Start with a requirements document. Write from the customers point of view. Write everything down what the software should be able to do. Avoid giving solutions. Be explicit. If a functionality will receive input specify what exactly it can expect, how much it should expect and how it should act in error situations.
Don't forget to specify limits. Everything has a limit. If your solution is going to manage accounts how many should it be able to handle? 20 or 10 million?
Your requirements document should include functional requirements and not functional requirements. Not functional requirements are: performance, stability, resource usage, security and so on.
When you're done specifying requirements give every requirement a importance score: must have, important, optional.
Now write a document where you specify how every requirement will be implemented. Be careful with the detail. Don't go to deep. Go for the 20/80 rule. Specify 20% of the functionality in-depth which will affect 80% of the solution.
You will probably notice, that you cannot describe how every requirement will be implemented. It is ok to write "I don't have a clue how to implement this". But it is important that you write this down! The amount of "don't knows" will tell you how risky your project is.

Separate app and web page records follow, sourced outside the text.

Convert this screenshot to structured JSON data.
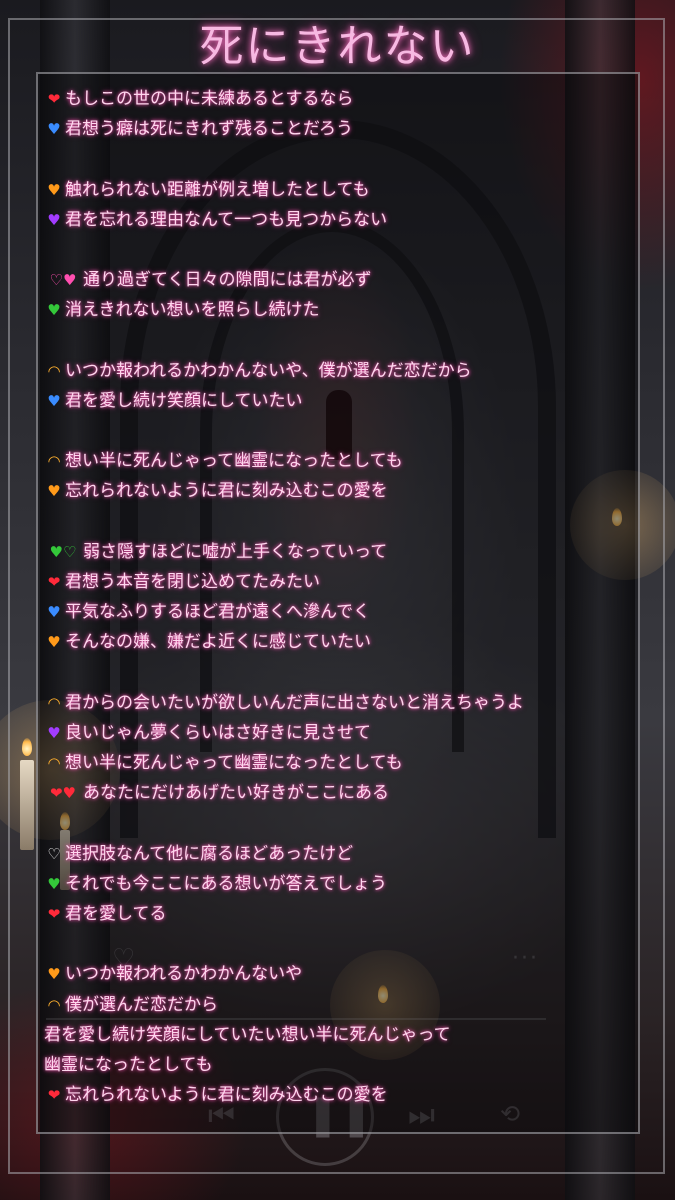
{
  "title": "死にきれない",
  "colors": {
    "title": "#f7b9e2",
    "lyric_text": "#ffd6ee",
    "lyric_glow": "#ff5cb8",
    "frame": "#c8c8cd"
  },
  "lyrics": [
    {
      "emoji": "❤",
      "color": "#ff2a3a",
      "text": "もしこの世の中に未練あるとするなら"
    },
    {
      "emoji": "♥",
      "color": "#3a8cff",
      "text": "君想う癖は死にきれず残ることだろう"
    },
    {
      "emoji": "",
      "color": "",
      "text": ""
    },
    {
      "emoji": "♥",
      "color": "#ff9a1a",
      "text": "触れられない距離が例え増したとしても"
    },
    {
      "emoji": "♥",
      "color": "#a23cff",
      "text": "君を忘れる理由なんて一つも見つからない"
    },
    {
      "emoji": "",
      "color": "",
      "text": ""
    },
    {
      "emoji": "♡♥",
      "color": "#ff4fb0",
      "text": "通り過ぎてく日々の隙間には君が必ず"
    },
    {
      "emoji": "♥",
      "color": "#34c83a",
      "text": "消えきれない想いを照らし続けた"
    },
    {
      "emoji": "",
      "color": "",
      "text": ""
    },
    {
      "emoji": "◠",
      "color": "#ffb02e",
      "text": "いつか報われるかわかんないや、僕が選んだ恋だから"
    },
    {
      "emoji": "♥",
      "color": "#3a8cff",
      "text": "君を愛し続け笑顔にしていたい"
    },
    {
      "emoji": "",
      "color": "",
      "text": ""
    },
    {
      "emoji": "◠",
      "color": "#ffb02e",
      "text": "想い半に死んじゃって幽霊になったとしても"
    },
    {
      "emoji": "♥",
      "color": "#ff9a1a",
      "text": "忘れられないように君に刻み込むこの愛を"
    },
    {
      "emoji": "",
      "color": "",
      "text": ""
    },
    {
      "emoji": "♥♡",
      "color": "#34c83a",
      "text": "弱さ隠すほどに嘘が上手くなっていって"
    },
    {
      "emoji": "❤",
      "color": "#ff2a3a",
      "text": "君想う本音を閉じ込めてたみたい"
    },
    {
      "emoji": "♥",
      "color": "#3a8cff",
      "text": "平気なふりするほど君が遠くへ滲んでく"
    },
    {
      "emoji": "♥",
      "color": "#ff9a1a",
      "text": "そんなの嫌、嫌だよ近くに感じていたい"
    },
    {
      "emoji": "",
      "color": "",
      "text": ""
    },
    {
      "emoji": "◠",
      "color": "#ffb02e",
      "text": "君からの会いたいが欲しいんだ声に出さないと消えちゃうよ"
    },
    {
      "emoji": "♥",
      "color": "#a23cff",
      "text": "良いじゃん夢くらいはさ好きに見させて"
    },
    {
      "emoji": "◠",
      "color": "#ffb02e",
      "text": "想い半に死んじゃって幽霊になったとしても"
    },
    {
      "emoji": "❤♥",
      "color": "#ff2a3a",
      "text": "あなたにだけあげたい好きがここにある"
    },
    {
      "emoji": "",
      "color": "",
      "text": ""
    },
    {
      "emoji": "♡",
      "color": "#f0f0f0",
      "text": "選択肢なんて他に腐るほどあったけど"
    },
    {
      "emoji": "♥",
      "color": "#34c83a",
      "text": "それでも今ここにある想いが答えでしょう"
    },
    {
      "emoji": "❤",
      "color": "#ff2a3a",
      "text": "君を愛してる"
    },
    {
      "emoji": "",
      "color": "",
      "text": ""
    },
    {
      "emoji": "♥",
      "color": "#ff9a1a",
      "text": "いつか報われるかわかんないや"
    },
    {
      "emoji": "◠",
      "color": "#ffb02e",
      "text": "僕が選んだ恋だから"
    },
    {
      "emoji": "",
      "color": "",
      "text": "君を愛し続け笑顔にしていたい想い半に死んじゃって"
    },
    {
      "emoji": "",
      "color": "",
      "text": "幽霊になったとしても"
    },
    {
      "emoji": "❤",
      "color": "#ff2a3a",
      "text": "忘れられないように君に刻み込むこの愛を"
    }
  ]
}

The next step is to make a task list. You will need to know what actually you have to do. For every requirement you will have a couple of tasks to perform.
One of those tasks is to find out how to implement the "don't know" requirements. Don't try to clarify every "don't know". Go for the must-have and the important ones. Clarifying some of the "don't knows" may even be a mini sub project.
Once you have your tasks estimate the time you need to complete them. Don't be shy estimating. It is impossible to estimate accurately when you're at the beginning of the project. As the project moves on you will re-estimate the tasks and you estimates will get more accurate.
It was very helpful to me to make so called three point estimates. Estimate the time you will need if everything goes well. This is you optimistic time. Then estimate how long it will take if you encounter problems. This is your pessimistic time. Then estimate a realistic time. The span between optimistic and pessimistic time will tell you how uncertain you are about the implementation.
Now you will have to bring the tasks in the order they will be implemented. Some of the tasks will have dependencies which your order will has to reflect. There is a very good tool to help you visualize this order: your office wall. Write your tasks on post-its and put them on the wall. Seriously. It worked for me very well.
Now you're already in the middle of your project. The sum of your estimates will give you two release dates (the optimistic and the pessimistic). You can set mile stones. Update the estimates for your tasks periodically. The change of the calculated release date will tell you how you're performing.